BattleCards

From Wikipedia, the free encyclopedia
Jump to: navigation, search
BattleCards
Publisher(s) Merlin Publishing
Players 2
Setup time >1 min
Playing time 1-5 min

BattleCards was marketed as a trading card game and published in 1993 by Merlin Publishing. The game features a unique "Scratch and Slay" system created by Steve Jackson. The cards come in 10 card booster packs which include warrior cards, spell cards, advanced combat cards, quest cards, and treasure cards. The game was published in both the UK and the United States with a number of differences between the two releases. Since the game is not played with a deck, and there is no collectibility involved (once the cards are scratched off they're worthless), this game does not strictly qualify as a collectible card game.[1] Darwin Bromley of Mayfair Games noted that when shuffled the scratch-offs would crack, and once scratched off "you had to either play the game or collect it." "You couldn't have your cake and eat it too."[2]

The "Scratch and Slay" game system[edit]

Each warrior card has 25 scratch-off dots around its border. These are separated into 3 Life dots, 1 Purse dot, 4 Head dots, 6 Arm dots, 6 Leg dots, and 5 Body dots. Underneath each head, arm, leg, and body dot is either nothing or a red blood drop. Underneath each life dot is either nothing or a red skull. Underneath the purse dot is a number.

To play, each player selects one warrior card. Then, one player is randomly determined to go first, such as with a coin flip. Then, the first player scratches one of the head, arm, leg, or body dots off. If a red blood drop is revealed, that player scratches off again. Otherwise, the other player goes. Each time a red blood drop is revealed, that player scratches off again. After the second blood drop is revealed and after any further blood drops, that player scratches off a life dot. If a red skull is revealed, that player wins.

Players could collect the Purse from a card after scratching off the purse dot on a card. The purse from several cards could be collected and sent in with the Trading Post card for special Silver Foiled Treasure cards. However, this offer expired in 1994.

Differences in UK and US Printings[edit]

In the UK:

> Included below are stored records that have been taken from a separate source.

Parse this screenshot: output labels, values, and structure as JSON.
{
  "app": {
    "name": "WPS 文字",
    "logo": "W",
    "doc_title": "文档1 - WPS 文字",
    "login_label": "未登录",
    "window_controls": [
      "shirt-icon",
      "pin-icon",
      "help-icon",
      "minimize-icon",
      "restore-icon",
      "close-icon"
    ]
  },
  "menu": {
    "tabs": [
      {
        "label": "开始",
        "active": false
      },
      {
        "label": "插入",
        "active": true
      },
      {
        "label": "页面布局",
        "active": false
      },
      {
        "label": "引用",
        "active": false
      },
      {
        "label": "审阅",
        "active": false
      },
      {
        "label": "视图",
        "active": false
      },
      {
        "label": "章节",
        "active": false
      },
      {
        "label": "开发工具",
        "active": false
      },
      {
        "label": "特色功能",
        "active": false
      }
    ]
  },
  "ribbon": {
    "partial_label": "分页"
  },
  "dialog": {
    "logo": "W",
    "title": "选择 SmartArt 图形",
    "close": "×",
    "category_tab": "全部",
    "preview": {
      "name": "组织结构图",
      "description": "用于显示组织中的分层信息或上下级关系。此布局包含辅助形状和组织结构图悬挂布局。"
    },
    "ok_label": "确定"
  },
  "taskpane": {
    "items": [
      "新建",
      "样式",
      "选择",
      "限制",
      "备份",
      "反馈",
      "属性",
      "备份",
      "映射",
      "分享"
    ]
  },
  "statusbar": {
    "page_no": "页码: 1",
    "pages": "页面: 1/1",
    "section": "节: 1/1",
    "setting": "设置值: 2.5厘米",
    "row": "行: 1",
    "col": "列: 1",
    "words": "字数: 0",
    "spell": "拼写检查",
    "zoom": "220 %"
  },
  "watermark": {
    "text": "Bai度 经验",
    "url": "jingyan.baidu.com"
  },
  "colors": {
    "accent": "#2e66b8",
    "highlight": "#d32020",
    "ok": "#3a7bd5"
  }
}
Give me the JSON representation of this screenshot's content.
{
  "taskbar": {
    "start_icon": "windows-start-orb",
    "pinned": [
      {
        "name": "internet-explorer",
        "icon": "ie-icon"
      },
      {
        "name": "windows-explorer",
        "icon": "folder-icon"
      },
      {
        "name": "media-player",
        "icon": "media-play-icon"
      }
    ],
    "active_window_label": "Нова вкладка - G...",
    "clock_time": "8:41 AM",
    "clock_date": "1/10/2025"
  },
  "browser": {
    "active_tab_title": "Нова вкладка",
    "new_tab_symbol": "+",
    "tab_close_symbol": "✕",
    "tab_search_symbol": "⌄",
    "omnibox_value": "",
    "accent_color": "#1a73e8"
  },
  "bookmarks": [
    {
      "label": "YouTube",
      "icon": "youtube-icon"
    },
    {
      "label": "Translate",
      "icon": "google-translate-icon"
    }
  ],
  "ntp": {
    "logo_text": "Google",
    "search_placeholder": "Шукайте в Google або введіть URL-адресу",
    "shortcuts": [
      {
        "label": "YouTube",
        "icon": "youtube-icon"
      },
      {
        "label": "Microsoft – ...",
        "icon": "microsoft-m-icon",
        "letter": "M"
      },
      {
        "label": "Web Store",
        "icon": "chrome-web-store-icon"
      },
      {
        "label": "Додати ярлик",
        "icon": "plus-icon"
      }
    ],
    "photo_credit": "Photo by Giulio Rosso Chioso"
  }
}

  • Cards have silver scratch-off dots
  • There are a total of 150 cards
    • There are 149 in the basic set
    • The Emperor card as #150
  • the cards are larger and have a different numbering system

In the US:

  • Cards have gold scratch-off dots
  • There are a total of 164 cards
    • There are 139 cards in the basic set
    • 8 treasure cards labeled T1-T8
    • The Emperor Card as #140
    • Silver and Gold Leafed versions of all 8 treasures
  • All of Alan Craddock's art is replaced by Martin McKenna's

References[edit]

  1. ^ Miller, John Jackson (2003), Scrye Collectible Card Game Checklist & Price Guide, Second Edition, p. 688. 
  2. ^ Owens, Thomas S. (1996), Inside Collectible Card Games, p. 142. 

External links[edit]